From what I’ve read, heritage type roosters can live 10 – 15 years, though they will get slower and less “frisky” as they get older. Heritage type hens will continue to lay for about 5 years though their egg production will tape off as they get older. Hybrid chickens vary . . these red hens we have are supposed to lay an egg just about every day for 2 – 3 years and then stop laying completely. Our two remaining older red hens are still laying an egg just about every day. Of course, none of that is written in stone. I think the general feeling is that roosters live to be about 5 – 8 years old and I’ve heard of some, on rare occasions that lived to be 20+ years old.

But, Wilbur has his way with all four hens in his area.  Every time we’ve had eggs in the incubator, I’ve added a couple of eggs from Wilbur’s girls  as “test” eggs because I know how old the eggs are and I know how they’ve been kept/handled.

At first, I would just use eggs from the Dominique hens so I had full bred Dominique babies but the last time, I decided to put in eggs from Wilbur and the red hens too. Our red sex links, which is what the red laying hens are, supposedly came from a New Hampshire Red rooster and a Delaware hen.

The Dominiques have rose combs (kinda scrunched up and flattish) and barred feathering (the black and white almost stripes). The red hens have single combs and the chickens are red.

We call all the offspring from this coop “Wilbur’s Kids”.

Wilbur's Kids

Wilbur’s Kids

See the two black/white barred (striped – not the spotted one) chicken above? Notice how one of them is obviously black and white and the one closer to the front is more black and tan? She’s from the red hen.

Wilbur's Kids

Wilbur’s Kids

See the almost solid black one above? He’s also one of Wilbur’s kids with the red hen. He’s almost all black with some tinges of red. He totally lost the barring.

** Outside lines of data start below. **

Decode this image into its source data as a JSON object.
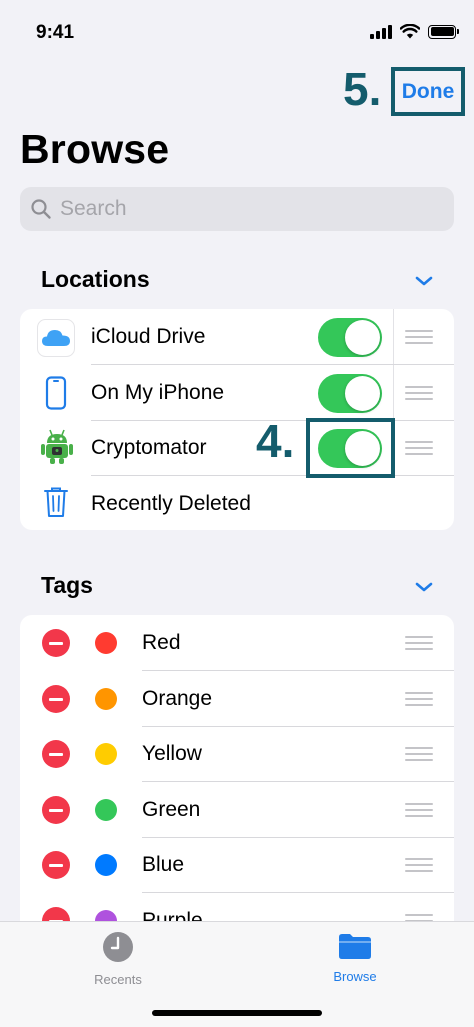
{
  "status_bar": {
    "time": "9:41"
  },
  "annotations": {
    "step_done": "5.",
    "step_toggle": "4."
  },
  "header": {
    "done_label": "Done",
    "title": "Browse"
  },
  "search": {
    "placeholder": "Search"
  },
  "locations": {
    "header": "Locations",
    "items": [
      {
        "label": "iCloud Drive",
        "icon": "icloud-icon",
        "enabled": true
      },
      {
        "label": "On My iPhone",
        "icon": "iphone-icon",
        "enabled": true
      },
      {
        "label": "Cryptomator",
        "icon": "cryptomator-robot-icon",
        "enabled": true
      },
      {
        "label": "Recently Deleted",
        "icon": "trash-icon"
      }
    ]
  },
  "tags": {
    "header": "Tags",
    "items": [
      {
        "label": "Red",
        "color": "#ff3b30"
      },
      {
        "label": "Orange",
        "color": "#ff9500"
      },
      {
        "label": "Yellow",
        "color": "#ffcc00"
      },
      {
        "label": "Green",
        "color": "#34c759"
      },
      {
        "label": "Blue",
        "color": "#007aff"
      },
      {
        "label": "Purple",
        "color": "#af52de"
      }
    ]
  },
  "tab_bar": {
    "recents_label": "Recents",
    "browse_label": "Browse"
  },
  "colors": {
    "accent": "#1f7ce8",
    "toggle_on": "#34c759",
    "annotation": "#145c6c",
    "delete": "#f2374a"
  }
}
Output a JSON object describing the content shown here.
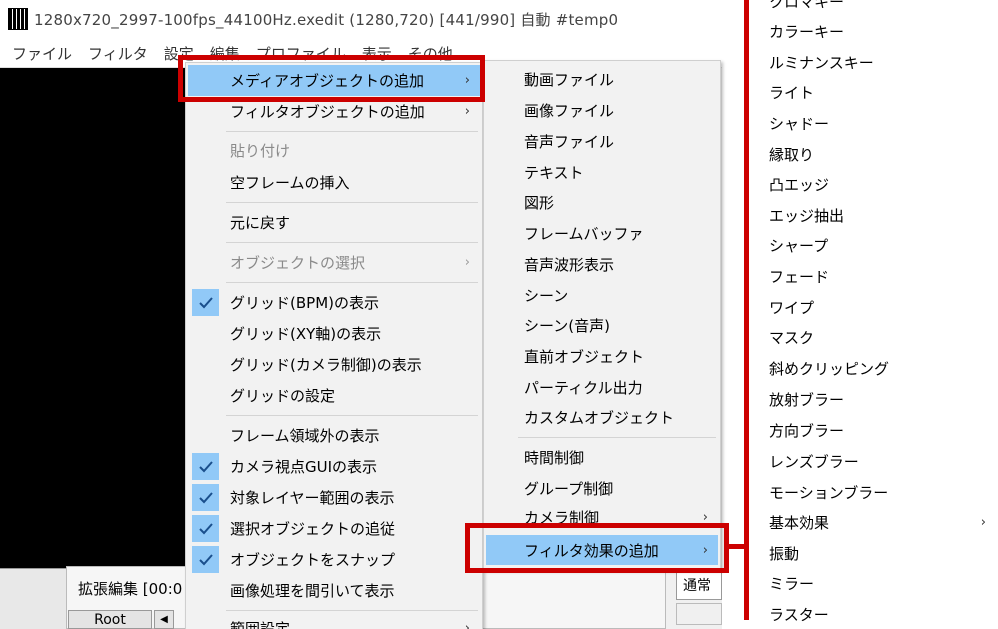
{
  "window": {
    "title": "1280x720_2997-100fps_44100Hz.exedit (1280,720)  [441/990]  自動  #temp0",
    "menubar": [
      "ファイル",
      "フィルタ",
      "設定",
      "編集",
      "プロファイル",
      "表示",
      "その他"
    ]
  },
  "timeline": {
    "title": "拡張編集 [00:0",
    "root_label": "Root",
    "blend_mode": "通常"
  },
  "context_menu": {
    "items": [
      {
        "label": "メディアオブジェクトの追加",
        "submenu": true,
        "highlighted": true
      },
      {
        "label": "フィルタオブジェクトの追加",
        "submenu": true
      },
      {
        "label": "貼り付け",
        "disabled": true
      },
      {
        "label": "空フレームの挿入"
      },
      {
        "label": "元に戻す"
      },
      {
        "label": "オブジェクトの選択",
        "disabled": true,
        "submenu": true
      },
      {
        "label": "グリッド(BPM)の表示",
        "checked": true
      },
      {
        "label": "グリッド(XY軸)の表示"
      },
      {
        "label": "グリッド(カメラ制御)の表示"
      },
      {
        "label": "グリッドの設定"
      },
      {
        "label": "フレーム領域外の表示"
      },
      {
        "label": "カメラ視点GUIの表示",
        "checked": true
      },
      {
        "label": "対象レイヤー範囲の表示",
        "checked": true
      },
      {
        "label": "選択オブジェクトの追従",
        "checked": true
      },
      {
        "label": "オブジェクトをスナップ",
        "checked": true
      },
      {
        "label": "画像処理を間引いて表示"
      },
      {
        "label": "範囲設定",
        "submenu": true
      }
    ]
  },
  "media_submenu": {
    "items": [
      {
        "label": "動画ファイル"
      },
      {
        "label": "画像ファイル"
      },
      {
        "label": "音声ファイル"
      },
      {
        "label": "テキスト"
      },
      {
        "label": "図形"
      },
      {
        "label": "フレームバッファ"
      },
      {
        "label": "音声波形表示"
      },
      {
        "label": "シーン"
      },
      {
        "label": "シーン(音声)"
      },
      {
        "label": "直前オブジェクト"
      },
      {
        "label": "パーティクル出力"
      },
      {
        "label": "カスタムオブジェクト"
      },
      {
        "label": "時間制御"
      },
      {
        "label": "グループ制御"
      },
      {
        "label": "カメラ制御",
        "submenu": true
      },
      {
        "label": "フィルタ効果の追加",
        "submenu": true,
        "highlighted": true
      }
    ]
  },
  "filter_submenu": {
    "items": [
      {
        "label": "クロマキー"
      },
      {
        "label": "カラーキー"
      },
      {
        "label": "ルミナンスキー"
      },
      {
        "label": "ライト"
      },
      {
        "label": "シャドー"
      },
      {
        "label": "縁取り"
      },
      {
        "label": "凸エッジ"
      },
      {
        "label": "エッジ抽出"
      },
      {
        "label": "シャープ"
      },
      {
        "label": "フェード"
      },
      {
        "label": "ワイプ"
      },
      {
        "label": "マスク"
      },
      {
        "label": "斜めクリッピング"
      },
      {
        "label": "放射ブラー"
      },
      {
        "label": "方向ブラー"
      },
      {
        "label": "レンズブラー"
      },
      {
        "label": "モーションブラー"
      },
      {
        "label": "基本効果",
        "submenu": true
      },
      {
        "label": "振動"
      },
      {
        "label": "ミラー"
      },
      {
        "label": "ラスター"
      }
    ]
  },
  "colors": {
    "highlight": "#91c9f7",
    "annotation": "#cc0000"
  }
}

Now you see what happens behind closed doors in the chicken coop . . we’re going to be getting all kinds of weird babies from all the different breeds. When we want purebred babies, we’ll separate those hens and roosters and keep them separate from the other breeds til we get all the eggs we want to hatch.

In one coop, I have a few Black Copper Marans, a couple of full bred Dominiques and two Speckled Sussex. Eventually, when I’m feeling brave, I’m going to put the two Dominiques in with Wilbur. One of the youngers ones is a rooster so we may have to decide if it’s time for Wilbur to go or if we want to keep the younger rooster. I can’t have 5 hens and 2 roosters in the same coop.

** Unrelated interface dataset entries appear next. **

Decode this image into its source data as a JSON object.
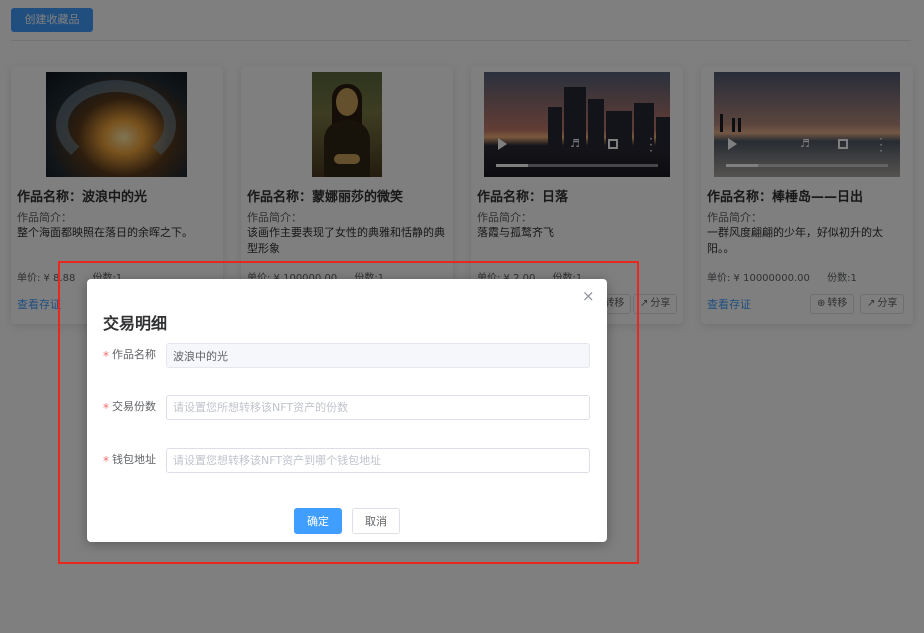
{
  "toolbar": {
    "create_label": "创建收藏品"
  },
  "cards": [
    {
      "title": "作品名称：波浪中的光",
      "intro_label": "作品简介：",
      "intro": "整个海面都映照在落日的余晖之下。",
      "price": "单价: ¥ 8.88",
      "shares": "份数:1",
      "proof_link": "查看存证",
      "thumb": "wave-image"
    },
    {
      "title": "作品名称：蒙娜丽莎的微笑",
      "intro_label": "作品简介：",
      "intro": "该画作主要表现了女性的典雅和恬静的典型形象",
      "price": "单价: ¥ 100000.00",
      "shares": "份数:1",
      "thumb": "mona-lisa-image"
    },
    {
      "title": "作品名称：日落",
      "intro_label": "作品简介：",
      "intro": "落霞与孤鹜齐飞",
      "price": "单价: ¥ 2.00",
      "shares": "份数:1",
      "transfer_label": "转移",
      "share_label": "分享",
      "thumb": "sunset-video"
    },
    {
      "title": "作品名称：棒棰岛——日出",
      "intro_label": "作品简介：",
      "intro": "一群风度翩翩的少年，好似初升的太阳。。",
      "price": "单价: ¥ 10000000.00",
      "shares": "份数:1",
      "proof_link": "查看存证",
      "transfer_label": "转移",
      "share_label": "分享",
      "thumb": "sunrise-video"
    }
  ],
  "dialog": {
    "title": "交易明细",
    "fields": [
      {
        "label": "作品名称",
        "value": "波浪中的光",
        "disabled": true
      },
      {
        "label": "交易份数",
        "placeholder": "请设置您所想转移该NFT资产的份数"
      },
      {
        "label": "钱包地址",
        "placeholder": "请设置您想转移该NFT资产到哪个钱包地址"
      }
    ],
    "ok_label": "确定",
    "cancel_label": "取消",
    "close_icon": "×",
    "required_mark": "*"
  },
  "colors": {
    "primary": "#409eff",
    "highlight": "#e8281e",
    "required": "#f56c6c"
  }
}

I’ll pull out the 2 Speckled Sussex and put them in a separate pen in order to get full bred Speckled Sussex eggs, and that will leave only the Black Copper Marans in their coop so I’ll be able to get purebred eggs from them. Then the fun will begin when it’s time to combine them all again, and then put the babies back in with them. We’re not going to hatch any more eggs any time soon so I’m not even thinking about that right now.

Did you know  . .  hens have a “sperm sack” so when they mate with a rooster, the sperm go into the sack and can survive in there maybe longer than 30 days!  They say that the breeds should be isolated for at least 30 days if you want to be 100% sure you’re getting purebred offspring. They also say (whoever “they” is) that the newest sperm are the most active so after about two weeks, chances are, you’re going to get the most recent sperm that are fertilizing the eggs. Since we’re not selling fertile eggs and only hatching them for our own use, we’ll probably just wait the two weeks. The longer the chickens are away from the others, the hard it’s going to be to put them back together again.

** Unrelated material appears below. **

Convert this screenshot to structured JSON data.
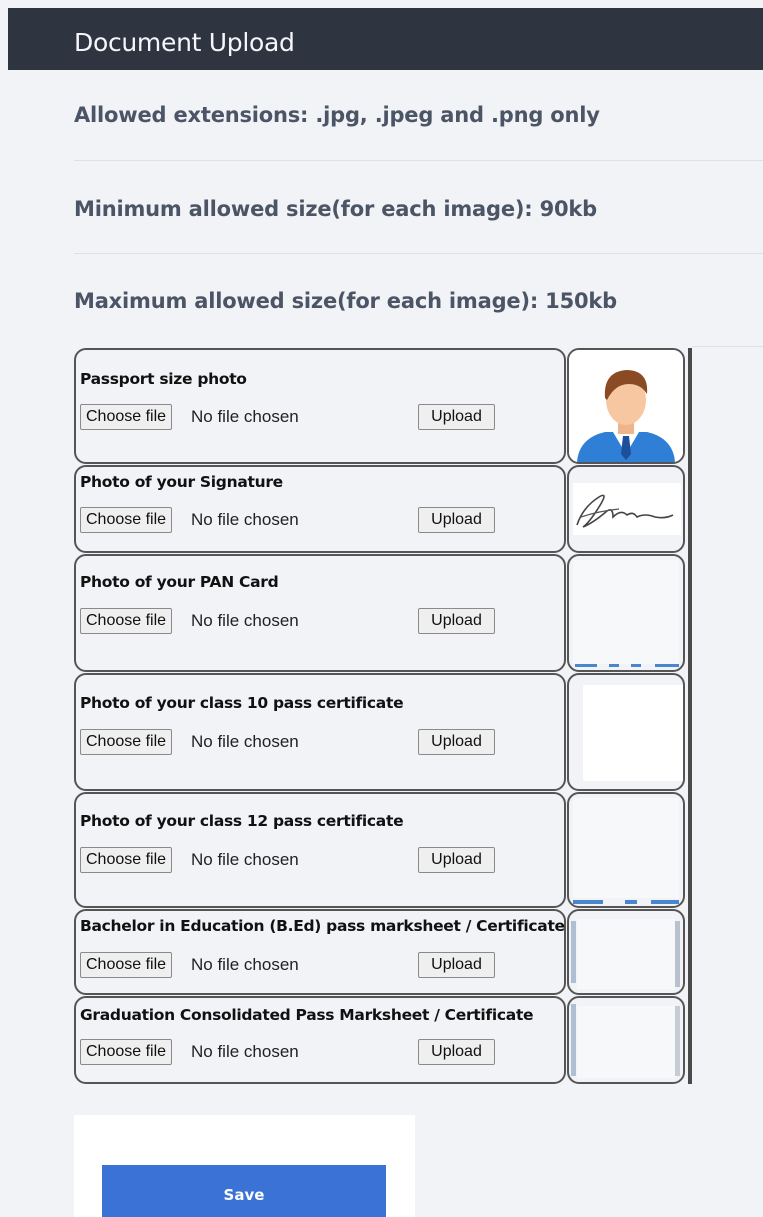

There . . more than you ever wanted to know about breeding chickens!  :)

Design Wall – July 21, 2014

Crazy internet this morning. Almost never got online and it’s slow as heck. I was tempted to give up since this is the same design wall photo as last week.

Design Wall

Design Wall

Inspire me! I love seeing what you’re all working on and almost every week, after looking at the design wall photos, I open EQ and doodle a bit but that’s about as far as I get.

Thanks to each of you who post your pictures!